Your answer must consist of every line from the data below that includes the word "date".

(App and web page records)
════

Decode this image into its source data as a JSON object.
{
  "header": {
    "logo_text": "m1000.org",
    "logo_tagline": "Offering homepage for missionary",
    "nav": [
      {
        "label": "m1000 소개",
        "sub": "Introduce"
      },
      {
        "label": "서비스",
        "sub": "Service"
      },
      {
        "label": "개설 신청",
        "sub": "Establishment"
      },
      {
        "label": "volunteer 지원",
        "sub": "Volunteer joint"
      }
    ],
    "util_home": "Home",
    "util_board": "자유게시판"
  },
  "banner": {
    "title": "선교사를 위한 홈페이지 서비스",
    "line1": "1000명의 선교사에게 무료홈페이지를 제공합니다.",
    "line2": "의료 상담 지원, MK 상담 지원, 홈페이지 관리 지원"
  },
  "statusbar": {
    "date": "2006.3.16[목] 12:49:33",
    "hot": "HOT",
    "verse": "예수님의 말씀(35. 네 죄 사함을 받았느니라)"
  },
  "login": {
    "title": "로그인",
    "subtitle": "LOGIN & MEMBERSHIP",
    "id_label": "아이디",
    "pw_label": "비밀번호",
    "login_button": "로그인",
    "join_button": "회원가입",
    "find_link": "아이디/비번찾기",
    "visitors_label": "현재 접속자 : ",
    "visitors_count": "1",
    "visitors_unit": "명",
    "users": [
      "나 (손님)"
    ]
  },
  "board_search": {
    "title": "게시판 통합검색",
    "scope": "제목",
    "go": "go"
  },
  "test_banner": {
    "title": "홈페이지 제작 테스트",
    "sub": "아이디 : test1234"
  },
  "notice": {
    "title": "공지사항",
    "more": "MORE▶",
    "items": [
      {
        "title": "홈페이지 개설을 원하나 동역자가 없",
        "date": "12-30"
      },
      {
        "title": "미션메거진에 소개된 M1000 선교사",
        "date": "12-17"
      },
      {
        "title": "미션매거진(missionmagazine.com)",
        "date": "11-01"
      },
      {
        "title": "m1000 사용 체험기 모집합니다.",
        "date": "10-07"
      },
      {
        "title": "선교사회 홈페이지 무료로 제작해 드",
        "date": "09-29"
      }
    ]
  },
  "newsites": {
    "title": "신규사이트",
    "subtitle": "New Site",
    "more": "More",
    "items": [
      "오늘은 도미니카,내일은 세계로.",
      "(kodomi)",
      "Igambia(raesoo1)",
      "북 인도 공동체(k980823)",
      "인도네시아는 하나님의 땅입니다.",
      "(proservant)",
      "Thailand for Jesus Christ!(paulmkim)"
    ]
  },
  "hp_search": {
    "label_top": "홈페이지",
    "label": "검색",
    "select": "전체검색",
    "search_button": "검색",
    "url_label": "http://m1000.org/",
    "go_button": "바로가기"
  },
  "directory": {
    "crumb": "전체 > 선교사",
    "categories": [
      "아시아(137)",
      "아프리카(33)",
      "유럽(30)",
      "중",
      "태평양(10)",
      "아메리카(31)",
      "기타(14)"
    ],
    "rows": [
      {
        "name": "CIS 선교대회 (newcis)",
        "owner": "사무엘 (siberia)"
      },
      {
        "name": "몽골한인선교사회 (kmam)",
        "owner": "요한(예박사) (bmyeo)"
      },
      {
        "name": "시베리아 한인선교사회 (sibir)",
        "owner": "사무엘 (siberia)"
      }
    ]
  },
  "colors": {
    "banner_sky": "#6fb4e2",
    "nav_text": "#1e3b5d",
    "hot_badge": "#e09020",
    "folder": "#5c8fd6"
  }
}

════

Written response:
    "date": "2006.3.16[목] 12:49:33",
        "date": "12-30"
        "date": "12-17"
        "date": "11-01"
        "date": "10-07"
        "date": "09-29"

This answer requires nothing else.